Format

Send to

Choose Destination
Am J Addict. 2013 May-Jun;22(3):285-91. doi: 10.1111/j.1521-0391.2012.12004.x.

Patient perspectives on choosing buprenorphine over methadone in an urban, equal-access system.

Author information

1
Friends Research Institute, 1040 Park Avenue, Baltimore, MD 21201, USA. jgryczynski@friendsresearch.org

Abstract

BACKGROUND:

Recent policy initiatives in Baltimore City, MD significantly reduced access disparities between methadone and buprenorphine in the publicly funded treatment sector.

OBJECTIVES:

This study examines reasons for choosing buprenorphine over methadone among patients with access to both medications.

METHOD:

This study was embedded within a larger clinical trial conducted at two outpatient substance abuse treatment programs offering buprenorphine. Qualitative and quantitative data on treatment choice were collected for new patients starting buprenorphine treatment (n = 80). The sample consisted of predominantly urban African American (94%) heroin users who had prior experience with non-prescribed street buprenorphine (85%), and opioid agonist treatment (68%). Qualitative data were transcribed and coded for themes, while quantitative data were analyzed using descriptive and bivariate statistics.

RESULTS:

Participants typically conveyed their choice of buprenorphine treatment as a decision against methadone. Buprenorphine was perceived as a helpful medication while methadone was perceived as a harmful narcotic with multiple unwanted physical effects. Positive experiences with non-prescribed "street buprenorphine" were a central factor in participants' decisions to seek buprenorphine treatment.

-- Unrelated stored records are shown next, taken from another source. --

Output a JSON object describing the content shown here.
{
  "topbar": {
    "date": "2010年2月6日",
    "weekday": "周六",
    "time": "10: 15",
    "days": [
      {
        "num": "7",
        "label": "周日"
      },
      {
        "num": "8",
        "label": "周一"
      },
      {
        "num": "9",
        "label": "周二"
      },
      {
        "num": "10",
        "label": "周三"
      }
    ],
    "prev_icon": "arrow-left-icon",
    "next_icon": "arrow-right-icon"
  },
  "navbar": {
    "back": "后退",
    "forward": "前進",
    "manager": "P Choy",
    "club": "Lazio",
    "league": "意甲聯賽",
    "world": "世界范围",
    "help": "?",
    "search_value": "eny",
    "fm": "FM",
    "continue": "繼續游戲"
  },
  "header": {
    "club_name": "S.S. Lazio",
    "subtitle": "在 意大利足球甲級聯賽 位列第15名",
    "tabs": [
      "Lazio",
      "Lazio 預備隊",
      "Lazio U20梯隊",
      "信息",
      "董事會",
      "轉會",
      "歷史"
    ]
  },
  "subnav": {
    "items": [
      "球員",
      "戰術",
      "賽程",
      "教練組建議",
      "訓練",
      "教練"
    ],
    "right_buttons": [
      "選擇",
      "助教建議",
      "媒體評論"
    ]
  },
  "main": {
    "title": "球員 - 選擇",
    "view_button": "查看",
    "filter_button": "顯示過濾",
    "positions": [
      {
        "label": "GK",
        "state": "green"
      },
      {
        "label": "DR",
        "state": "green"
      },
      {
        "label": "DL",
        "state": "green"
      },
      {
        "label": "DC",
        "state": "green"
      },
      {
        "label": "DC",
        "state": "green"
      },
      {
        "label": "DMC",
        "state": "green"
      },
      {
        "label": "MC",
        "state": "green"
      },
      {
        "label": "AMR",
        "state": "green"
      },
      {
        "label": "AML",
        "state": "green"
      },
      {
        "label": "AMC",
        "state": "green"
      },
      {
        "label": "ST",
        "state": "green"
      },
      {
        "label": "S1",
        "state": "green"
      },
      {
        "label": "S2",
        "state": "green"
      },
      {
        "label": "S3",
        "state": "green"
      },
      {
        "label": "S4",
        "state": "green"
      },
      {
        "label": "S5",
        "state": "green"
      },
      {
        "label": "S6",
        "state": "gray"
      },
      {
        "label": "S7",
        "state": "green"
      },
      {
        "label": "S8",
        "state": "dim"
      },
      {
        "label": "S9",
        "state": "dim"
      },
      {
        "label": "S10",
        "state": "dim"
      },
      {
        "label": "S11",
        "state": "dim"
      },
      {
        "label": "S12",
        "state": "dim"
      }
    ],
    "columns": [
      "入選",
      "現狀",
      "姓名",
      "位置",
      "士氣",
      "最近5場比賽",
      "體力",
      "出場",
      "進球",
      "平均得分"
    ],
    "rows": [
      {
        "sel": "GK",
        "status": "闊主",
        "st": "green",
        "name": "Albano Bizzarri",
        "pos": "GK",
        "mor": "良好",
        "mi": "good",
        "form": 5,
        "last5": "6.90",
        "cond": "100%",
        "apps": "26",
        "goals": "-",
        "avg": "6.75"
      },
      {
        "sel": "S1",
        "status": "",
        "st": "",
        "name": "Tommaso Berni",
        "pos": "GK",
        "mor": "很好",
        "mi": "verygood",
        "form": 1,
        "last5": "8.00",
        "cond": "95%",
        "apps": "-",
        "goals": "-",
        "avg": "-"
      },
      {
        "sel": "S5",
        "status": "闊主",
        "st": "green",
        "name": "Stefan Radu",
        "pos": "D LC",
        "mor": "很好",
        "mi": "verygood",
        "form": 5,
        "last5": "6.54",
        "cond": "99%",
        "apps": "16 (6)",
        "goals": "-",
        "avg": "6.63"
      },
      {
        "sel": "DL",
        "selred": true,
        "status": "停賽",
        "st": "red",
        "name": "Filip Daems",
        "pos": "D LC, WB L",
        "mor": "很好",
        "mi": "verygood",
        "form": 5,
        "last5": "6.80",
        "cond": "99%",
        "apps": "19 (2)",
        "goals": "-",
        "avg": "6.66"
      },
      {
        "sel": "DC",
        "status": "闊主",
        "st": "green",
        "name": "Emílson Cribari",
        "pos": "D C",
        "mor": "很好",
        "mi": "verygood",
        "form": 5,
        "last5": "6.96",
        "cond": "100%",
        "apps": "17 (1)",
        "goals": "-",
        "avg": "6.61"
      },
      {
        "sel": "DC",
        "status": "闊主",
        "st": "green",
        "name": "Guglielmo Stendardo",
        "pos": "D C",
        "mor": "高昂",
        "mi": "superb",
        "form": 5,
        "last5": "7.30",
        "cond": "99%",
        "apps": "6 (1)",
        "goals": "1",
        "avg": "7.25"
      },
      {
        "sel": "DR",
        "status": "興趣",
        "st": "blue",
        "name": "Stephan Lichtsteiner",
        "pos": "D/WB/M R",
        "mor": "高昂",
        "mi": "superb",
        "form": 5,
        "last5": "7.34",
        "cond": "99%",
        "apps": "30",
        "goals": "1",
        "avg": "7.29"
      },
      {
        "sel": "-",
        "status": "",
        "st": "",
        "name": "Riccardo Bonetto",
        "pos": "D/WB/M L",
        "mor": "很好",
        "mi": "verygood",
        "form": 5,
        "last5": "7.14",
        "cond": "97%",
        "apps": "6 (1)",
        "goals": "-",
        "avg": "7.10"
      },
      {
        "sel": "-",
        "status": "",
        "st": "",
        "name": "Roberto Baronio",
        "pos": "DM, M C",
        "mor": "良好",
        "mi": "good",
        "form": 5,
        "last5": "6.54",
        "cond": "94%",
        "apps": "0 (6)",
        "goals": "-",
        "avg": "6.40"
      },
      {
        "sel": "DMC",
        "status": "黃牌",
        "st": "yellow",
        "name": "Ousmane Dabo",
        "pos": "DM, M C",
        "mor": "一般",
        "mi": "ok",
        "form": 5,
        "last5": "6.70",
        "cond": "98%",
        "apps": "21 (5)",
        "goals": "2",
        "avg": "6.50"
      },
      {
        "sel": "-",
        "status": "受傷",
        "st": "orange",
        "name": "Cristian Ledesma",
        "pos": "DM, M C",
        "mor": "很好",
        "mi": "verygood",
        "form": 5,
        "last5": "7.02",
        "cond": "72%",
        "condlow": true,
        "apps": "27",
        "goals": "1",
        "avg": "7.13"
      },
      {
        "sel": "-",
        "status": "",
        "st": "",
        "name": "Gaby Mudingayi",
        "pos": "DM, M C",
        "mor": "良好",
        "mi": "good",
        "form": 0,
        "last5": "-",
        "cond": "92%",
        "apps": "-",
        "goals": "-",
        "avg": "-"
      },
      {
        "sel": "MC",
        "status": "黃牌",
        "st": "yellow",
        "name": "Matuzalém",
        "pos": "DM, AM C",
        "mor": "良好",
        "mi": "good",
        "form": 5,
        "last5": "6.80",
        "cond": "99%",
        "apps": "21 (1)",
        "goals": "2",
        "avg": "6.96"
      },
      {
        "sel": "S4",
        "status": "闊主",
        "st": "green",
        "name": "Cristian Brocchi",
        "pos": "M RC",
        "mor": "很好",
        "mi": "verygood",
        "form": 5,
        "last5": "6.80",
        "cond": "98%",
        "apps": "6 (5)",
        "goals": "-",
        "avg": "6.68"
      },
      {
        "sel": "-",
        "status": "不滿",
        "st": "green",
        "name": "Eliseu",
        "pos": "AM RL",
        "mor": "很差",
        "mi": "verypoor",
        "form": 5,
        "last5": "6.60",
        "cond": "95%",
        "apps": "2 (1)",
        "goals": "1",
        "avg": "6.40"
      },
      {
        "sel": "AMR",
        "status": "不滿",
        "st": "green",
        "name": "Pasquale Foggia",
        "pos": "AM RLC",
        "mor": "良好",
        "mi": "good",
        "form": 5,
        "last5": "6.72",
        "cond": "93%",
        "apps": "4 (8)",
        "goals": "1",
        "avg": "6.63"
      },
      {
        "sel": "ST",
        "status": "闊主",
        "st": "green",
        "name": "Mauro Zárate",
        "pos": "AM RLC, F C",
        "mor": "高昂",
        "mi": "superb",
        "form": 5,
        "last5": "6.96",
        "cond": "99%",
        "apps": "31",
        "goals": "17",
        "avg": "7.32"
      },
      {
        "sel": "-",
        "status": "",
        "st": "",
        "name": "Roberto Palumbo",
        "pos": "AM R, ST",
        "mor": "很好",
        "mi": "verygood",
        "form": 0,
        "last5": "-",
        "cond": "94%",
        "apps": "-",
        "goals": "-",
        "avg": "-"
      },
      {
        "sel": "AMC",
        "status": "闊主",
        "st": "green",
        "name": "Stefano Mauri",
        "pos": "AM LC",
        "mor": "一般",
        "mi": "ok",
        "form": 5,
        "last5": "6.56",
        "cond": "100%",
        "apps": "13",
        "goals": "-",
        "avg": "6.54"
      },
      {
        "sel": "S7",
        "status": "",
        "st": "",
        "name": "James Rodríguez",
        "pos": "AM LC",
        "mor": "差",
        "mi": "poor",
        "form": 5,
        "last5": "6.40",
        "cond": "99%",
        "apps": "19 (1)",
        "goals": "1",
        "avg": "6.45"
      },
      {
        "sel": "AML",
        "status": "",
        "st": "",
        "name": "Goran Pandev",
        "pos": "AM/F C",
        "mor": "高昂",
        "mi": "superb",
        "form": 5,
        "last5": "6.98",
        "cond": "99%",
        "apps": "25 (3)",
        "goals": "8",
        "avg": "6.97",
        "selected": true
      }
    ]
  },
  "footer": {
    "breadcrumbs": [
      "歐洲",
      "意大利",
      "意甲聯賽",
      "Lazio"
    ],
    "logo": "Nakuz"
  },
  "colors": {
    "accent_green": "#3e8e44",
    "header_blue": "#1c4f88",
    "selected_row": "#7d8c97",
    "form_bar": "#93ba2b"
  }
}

CONCLUSIONS:

Differences in service structure between methadone and buprenorphine did not strongly influence treatment-seeking decisions in this sample. Personal experiences with medications and the street narrative surrounding them play an important role in treatment selection decisions.

SCIENTIFIC SIGNIFICANCE:

This study characterizes important decision factors that underlie patients' selection of buprenorphine over methadone treatment.

PMID:
23617873
PMCID:
PMC4215541
DOI:
10.1111/j.1521-0391.2012.12004.x
[Indexed for MEDLINE]
Free PMC Article

Supplemental Content

Full text links

Icon for Wiley Icon for PubMed Central
Loading ...
Support Center